The latter part of the definition of yada — respect — tends to resonate with men. They want to know they have what it takes to receive your admiration. They yearn “to be deeply respected.” I’ve asked men from my hometown of State College, Pa., to the hidden corners of Africa what they want most in a relationship. Every one of them answers, “Respect.”
I’ve learned that I best respect my husband by affirming him and what he does. When we were in college, Bob was making money on the side by selling synthetic “shammys” at flea markets. (Yep, just like the ShamWow guy! Don’t be too quick to laugh. He had a ministage and sound system to demo the product, which he did in a hilarious and entertaining way. As a result, people bought his product by the armful, and he was making enough money to have several employees and buy himself a white sports car.) Introvert that I was (and am), I agreed to demo his product at the local Amish market.

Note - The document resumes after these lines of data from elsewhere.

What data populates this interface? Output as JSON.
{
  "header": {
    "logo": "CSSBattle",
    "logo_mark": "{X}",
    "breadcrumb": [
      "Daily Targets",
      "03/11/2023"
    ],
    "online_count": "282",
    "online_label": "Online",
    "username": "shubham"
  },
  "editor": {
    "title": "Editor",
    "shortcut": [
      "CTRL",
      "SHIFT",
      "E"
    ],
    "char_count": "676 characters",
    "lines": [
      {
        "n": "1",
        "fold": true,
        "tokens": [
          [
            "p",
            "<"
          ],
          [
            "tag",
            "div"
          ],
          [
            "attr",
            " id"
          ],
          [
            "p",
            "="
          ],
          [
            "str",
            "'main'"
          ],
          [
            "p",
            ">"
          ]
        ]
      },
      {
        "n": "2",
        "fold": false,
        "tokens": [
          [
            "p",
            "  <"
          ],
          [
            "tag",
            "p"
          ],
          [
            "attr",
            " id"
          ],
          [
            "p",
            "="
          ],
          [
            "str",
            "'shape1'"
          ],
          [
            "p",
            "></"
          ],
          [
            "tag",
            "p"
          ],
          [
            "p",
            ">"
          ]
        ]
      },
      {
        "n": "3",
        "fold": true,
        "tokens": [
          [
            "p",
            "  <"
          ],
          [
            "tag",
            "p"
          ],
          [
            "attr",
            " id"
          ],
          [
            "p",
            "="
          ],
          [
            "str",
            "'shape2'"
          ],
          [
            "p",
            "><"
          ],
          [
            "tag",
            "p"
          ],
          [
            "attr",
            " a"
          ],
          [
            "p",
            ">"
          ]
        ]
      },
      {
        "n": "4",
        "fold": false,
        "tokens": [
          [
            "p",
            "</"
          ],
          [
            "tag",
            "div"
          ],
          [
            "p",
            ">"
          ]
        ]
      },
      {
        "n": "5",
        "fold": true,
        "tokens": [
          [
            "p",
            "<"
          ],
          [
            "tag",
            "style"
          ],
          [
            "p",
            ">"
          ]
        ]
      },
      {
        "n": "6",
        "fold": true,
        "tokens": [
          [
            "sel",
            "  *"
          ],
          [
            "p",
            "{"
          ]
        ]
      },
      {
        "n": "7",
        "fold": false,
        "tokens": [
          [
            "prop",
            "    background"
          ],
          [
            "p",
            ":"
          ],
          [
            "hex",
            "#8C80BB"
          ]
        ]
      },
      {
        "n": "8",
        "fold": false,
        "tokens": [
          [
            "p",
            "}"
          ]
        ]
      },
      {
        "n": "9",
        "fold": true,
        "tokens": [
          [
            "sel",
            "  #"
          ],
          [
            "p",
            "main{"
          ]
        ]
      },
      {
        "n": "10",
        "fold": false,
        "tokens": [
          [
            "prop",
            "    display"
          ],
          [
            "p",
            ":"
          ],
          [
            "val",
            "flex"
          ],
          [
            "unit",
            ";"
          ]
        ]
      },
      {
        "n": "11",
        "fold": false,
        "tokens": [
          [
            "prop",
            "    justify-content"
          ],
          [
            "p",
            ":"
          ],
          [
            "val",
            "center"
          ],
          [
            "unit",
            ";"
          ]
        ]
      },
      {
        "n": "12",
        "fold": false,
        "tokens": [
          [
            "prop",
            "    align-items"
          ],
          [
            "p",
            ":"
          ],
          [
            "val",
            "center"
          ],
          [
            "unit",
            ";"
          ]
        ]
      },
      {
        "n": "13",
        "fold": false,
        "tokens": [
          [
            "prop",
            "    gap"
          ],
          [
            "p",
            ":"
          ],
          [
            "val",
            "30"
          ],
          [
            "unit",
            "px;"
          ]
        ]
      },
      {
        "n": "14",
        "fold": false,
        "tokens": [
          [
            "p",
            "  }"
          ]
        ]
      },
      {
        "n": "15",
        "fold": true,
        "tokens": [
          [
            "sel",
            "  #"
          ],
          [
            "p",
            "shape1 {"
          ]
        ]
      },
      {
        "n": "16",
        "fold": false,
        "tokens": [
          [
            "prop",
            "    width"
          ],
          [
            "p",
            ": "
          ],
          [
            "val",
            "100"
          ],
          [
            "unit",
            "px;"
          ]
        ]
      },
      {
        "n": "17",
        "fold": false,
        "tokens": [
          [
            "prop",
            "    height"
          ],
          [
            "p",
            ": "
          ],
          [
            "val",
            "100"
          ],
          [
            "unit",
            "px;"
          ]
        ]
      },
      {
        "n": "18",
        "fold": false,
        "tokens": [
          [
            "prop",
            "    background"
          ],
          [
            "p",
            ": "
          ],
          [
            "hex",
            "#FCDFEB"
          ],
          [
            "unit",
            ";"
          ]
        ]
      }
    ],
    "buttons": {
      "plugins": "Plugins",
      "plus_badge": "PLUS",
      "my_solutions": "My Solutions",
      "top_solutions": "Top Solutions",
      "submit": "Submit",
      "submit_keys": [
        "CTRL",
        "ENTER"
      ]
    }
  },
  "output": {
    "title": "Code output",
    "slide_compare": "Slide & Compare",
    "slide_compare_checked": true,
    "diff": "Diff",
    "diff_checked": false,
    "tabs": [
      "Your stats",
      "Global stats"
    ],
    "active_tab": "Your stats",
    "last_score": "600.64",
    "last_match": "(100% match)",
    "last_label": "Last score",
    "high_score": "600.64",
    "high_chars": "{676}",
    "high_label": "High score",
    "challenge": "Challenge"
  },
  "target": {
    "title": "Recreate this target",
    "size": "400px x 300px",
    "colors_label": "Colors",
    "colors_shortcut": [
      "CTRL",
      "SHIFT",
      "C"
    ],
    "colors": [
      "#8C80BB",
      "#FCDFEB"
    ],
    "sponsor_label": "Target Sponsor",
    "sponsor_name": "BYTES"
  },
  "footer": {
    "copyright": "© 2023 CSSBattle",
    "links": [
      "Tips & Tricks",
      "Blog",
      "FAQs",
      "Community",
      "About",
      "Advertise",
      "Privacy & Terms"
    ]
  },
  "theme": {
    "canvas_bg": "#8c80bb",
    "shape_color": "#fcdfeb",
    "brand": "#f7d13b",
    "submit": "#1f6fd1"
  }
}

Something as simple as helping him sell his goods created a powerful physical and emotional drawing. He wanted me all the more because I acted in such a way that said, “I see what you do, and I respect you!”
I guess what I’m trying to say is this: hot fudge sundaes and shammys at an Amish market might not seem to have much to do with sex, based on the world’s presupposition that sex is primarily physical, but an emotional knowing and deep respect are essential ingredients to an intimate, lifelong connection.
Mingle the two — an emotional knowing and a deep respect — and you have yada.
Excerpted from What Are You Waiting For? by Dannah Gresh Copyright 2011 by Dannah Gresh. Excerpted by permission of WaterBrook Press, a division of Random House, Inc. All rights reserved.